START Data for analysis

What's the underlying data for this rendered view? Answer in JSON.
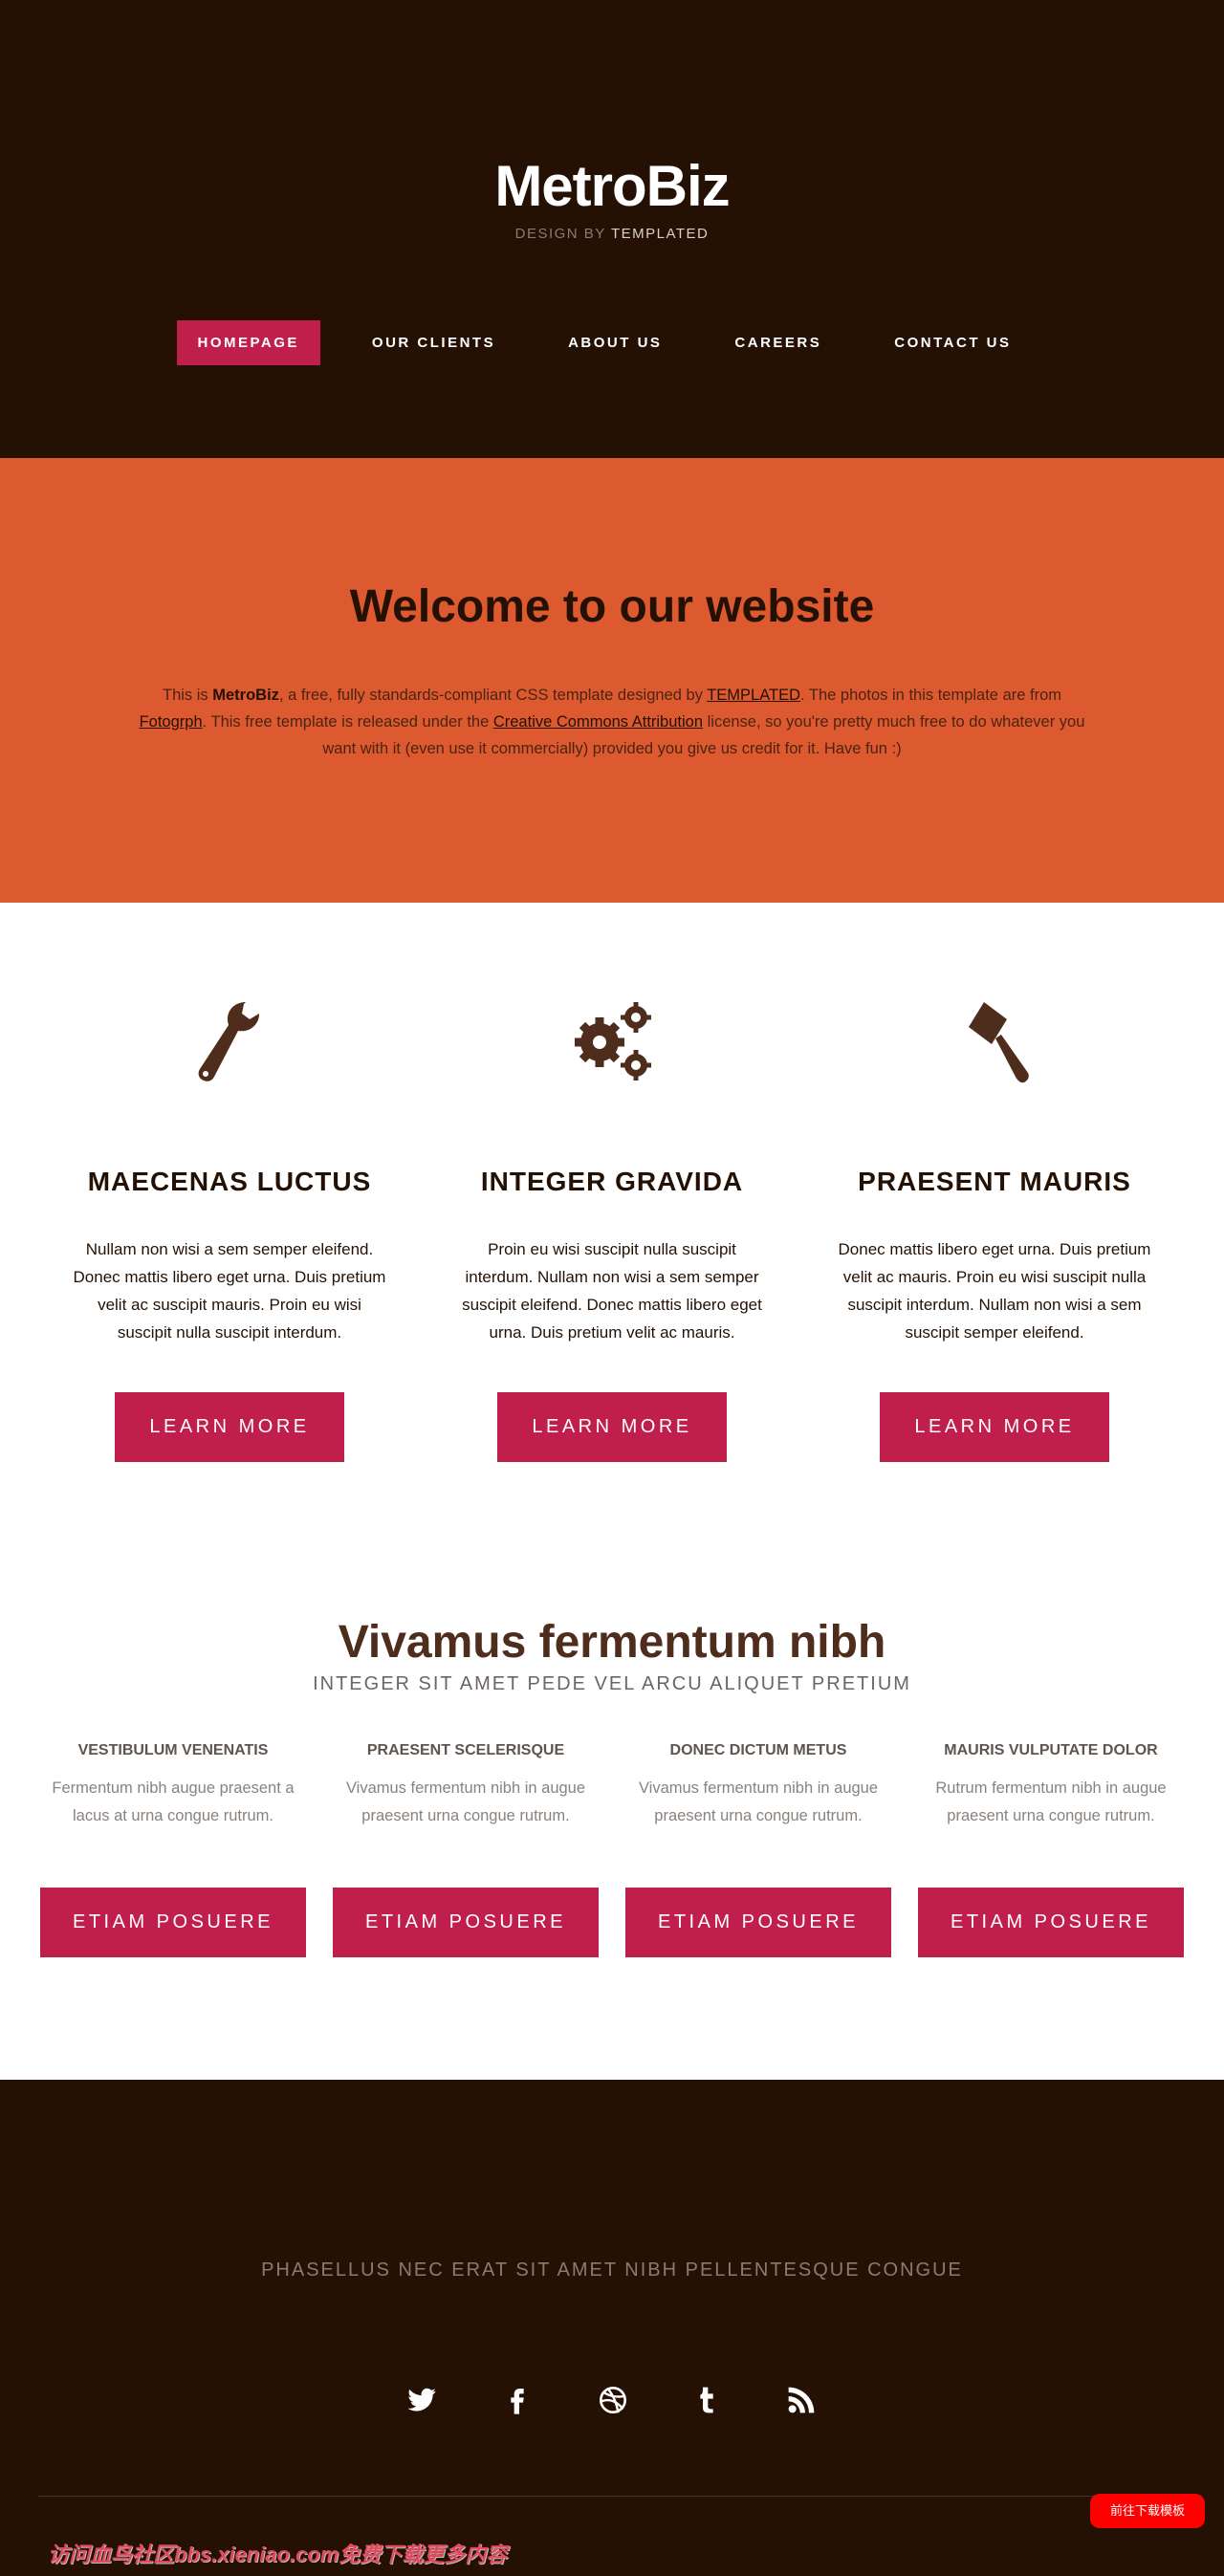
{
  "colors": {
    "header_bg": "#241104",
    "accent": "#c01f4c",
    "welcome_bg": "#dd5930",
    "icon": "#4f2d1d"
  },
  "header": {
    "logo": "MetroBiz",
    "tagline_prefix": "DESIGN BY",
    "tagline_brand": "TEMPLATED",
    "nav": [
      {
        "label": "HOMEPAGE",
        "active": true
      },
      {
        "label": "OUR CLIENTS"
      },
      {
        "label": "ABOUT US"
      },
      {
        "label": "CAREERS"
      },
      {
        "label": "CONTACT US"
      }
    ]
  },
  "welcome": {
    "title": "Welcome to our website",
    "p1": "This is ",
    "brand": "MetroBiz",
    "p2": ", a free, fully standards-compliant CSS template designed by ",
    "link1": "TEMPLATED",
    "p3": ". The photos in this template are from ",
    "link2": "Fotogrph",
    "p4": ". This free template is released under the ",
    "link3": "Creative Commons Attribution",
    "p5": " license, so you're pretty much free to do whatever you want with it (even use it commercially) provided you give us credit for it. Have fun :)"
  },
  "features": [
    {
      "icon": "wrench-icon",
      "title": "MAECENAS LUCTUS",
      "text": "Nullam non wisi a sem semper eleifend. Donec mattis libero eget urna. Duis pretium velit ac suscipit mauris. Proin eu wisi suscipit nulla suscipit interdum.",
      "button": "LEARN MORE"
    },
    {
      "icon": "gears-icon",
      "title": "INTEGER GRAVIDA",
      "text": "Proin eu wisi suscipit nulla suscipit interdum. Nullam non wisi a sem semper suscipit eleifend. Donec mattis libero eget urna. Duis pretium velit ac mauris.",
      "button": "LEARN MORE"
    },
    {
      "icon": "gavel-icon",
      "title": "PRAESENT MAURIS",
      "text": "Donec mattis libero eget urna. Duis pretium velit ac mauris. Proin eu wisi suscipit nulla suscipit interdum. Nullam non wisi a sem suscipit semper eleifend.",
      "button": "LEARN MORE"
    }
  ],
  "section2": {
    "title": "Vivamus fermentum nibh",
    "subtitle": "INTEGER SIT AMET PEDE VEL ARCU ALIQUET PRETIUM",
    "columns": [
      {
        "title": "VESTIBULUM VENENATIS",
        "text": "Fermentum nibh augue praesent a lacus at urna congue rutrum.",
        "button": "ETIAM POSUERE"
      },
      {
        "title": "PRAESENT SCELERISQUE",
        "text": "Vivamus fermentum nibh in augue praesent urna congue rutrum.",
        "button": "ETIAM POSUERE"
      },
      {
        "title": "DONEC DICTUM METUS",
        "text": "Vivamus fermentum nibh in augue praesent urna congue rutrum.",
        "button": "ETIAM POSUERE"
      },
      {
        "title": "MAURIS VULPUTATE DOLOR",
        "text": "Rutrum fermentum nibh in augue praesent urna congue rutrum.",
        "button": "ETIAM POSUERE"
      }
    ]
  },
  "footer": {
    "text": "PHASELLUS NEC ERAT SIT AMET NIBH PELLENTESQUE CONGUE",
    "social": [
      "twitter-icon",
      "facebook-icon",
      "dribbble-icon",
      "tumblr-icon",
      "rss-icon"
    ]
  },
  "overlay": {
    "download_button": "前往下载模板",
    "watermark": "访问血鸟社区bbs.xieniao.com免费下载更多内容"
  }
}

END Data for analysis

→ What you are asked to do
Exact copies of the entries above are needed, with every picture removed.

→ The completed task
What's the underlying data for this rendered view? Answer in JSON.
{
  "colors": {
    "header_bg": "#241104",
    "accent": "#c01f4c",
    "welcome_bg": "#dd5930",
    "icon": "#4f2d1d"
  },
  "header": {
    "logo": "MetroBiz",
    "tagline_prefix": "DESIGN BY",
    "tagline_brand": "TEMPLATED",
    "nav": [
      {
        "label": "HOMEPAGE",
        "active": true
      },
      {
        "label": "OUR CLIENTS"
      },
      {
        "label": "ABOUT US"
      },
      {
        "label": "CAREERS"
      },
      {
        "label": "CONTACT US"
      }
    ]
  },
  "welcome": {
    "title": "Welcome to our website",
    "p1": "This is ",
    "brand": "MetroBiz",
    "p2": ", a free, fully standards-compliant CSS template designed by ",
    "link1": "TEMPLATED",
    "p3": ". The photos in this template are from ",
    "link2": "Fotogrph",
    "p4": ". This free template is released under the ",
    "link3": "Creative Commons Attribution",
    "p5": " license, so you're pretty much free to do whatever you want with it (even use it commercially) provided you give us credit for it. Have fun :)"
  },
  "features": [
    {
      "icon": "wrench-icon",
      "title": "MAECENAS LUCTUS",
      "text": "Nullam non wisi a sem semper eleifend. Donec mattis libero eget urna. Duis pretium velit ac suscipit mauris. Proin eu wisi suscipit nulla suscipit interdum.",
      "button": "LEARN MORE"
    },
    {
      "icon": "gears-icon",
      "title": "INTEGER GRAVIDA",
      "text": "Proin eu wisi suscipit nulla suscipit interdum. Nullam non wisi a sem semper suscipit eleifend. Donec mattis libero eget urna. Duis pretium velit ac mauris.",
      "button": "LEARN MORE"
    },
    {
      "icon": "gavel-icon",
      "title": "PRAESENT MAURIS",
      "text": "Donec mattis libero eget urna. Duis pretium velit ac mauris. Proin eu wisi suscipit nulla suscipit interdum. Nullam non wisi a sem suscipit semper eleifend.",
      "button": "LEARN MORE"
    }
  ],
  "section2": {
    "title": "Vivamus fermentum nibh",
    "subtitle": "INTEGER SIT AMET PEDE VEL ARCU ALIQUET PRETIUM",
    "columns": [
      {
        "title": "VESTIBULUM VENENATIS",
        "text": "Fermentum nibh augue praesent a lacus at urna congue rutrum.",
        "button": "ETIAM POSUERE"
      },
      {
        "title": "PRAESENT SCELERISQUE",
        "text": "Vivamus fermentum nibh in augue praesent urna congue rutrum.",
        "button": "ETIAM POSUERE"
      },
      {
        "title": "DONEC DICTUM METUS",
        "text": "Vivamus fermentum nibh in augue praesent urna congue rutrum.",
        "button": "ETIAM POSUERE"
      },
      {
        "title": "MAURIS VULPUTATE DOLOR",
        "text": "Rutrum fermentum nibh in augue praesent urna congue rutrum.",
        "button": "ETIAM POSUERE"
      }
    ]
  },
  "footer": {
    "text": "PHASELLUS NEC ERAT SIT AMET NIBH PELLENTESQUE CONGUE",
    "social": [
      "twitter-icon",
      "facebook-icon",
      "dribbble-icon",
      "tumblr-icon",
      "rss-icon"
    ]
  },
  "overlay": {
    "download_button": "前往下载模板",
    "watermark": "访问血鸟社区bbs.xieniao.com免费下载更多内容"
  }
}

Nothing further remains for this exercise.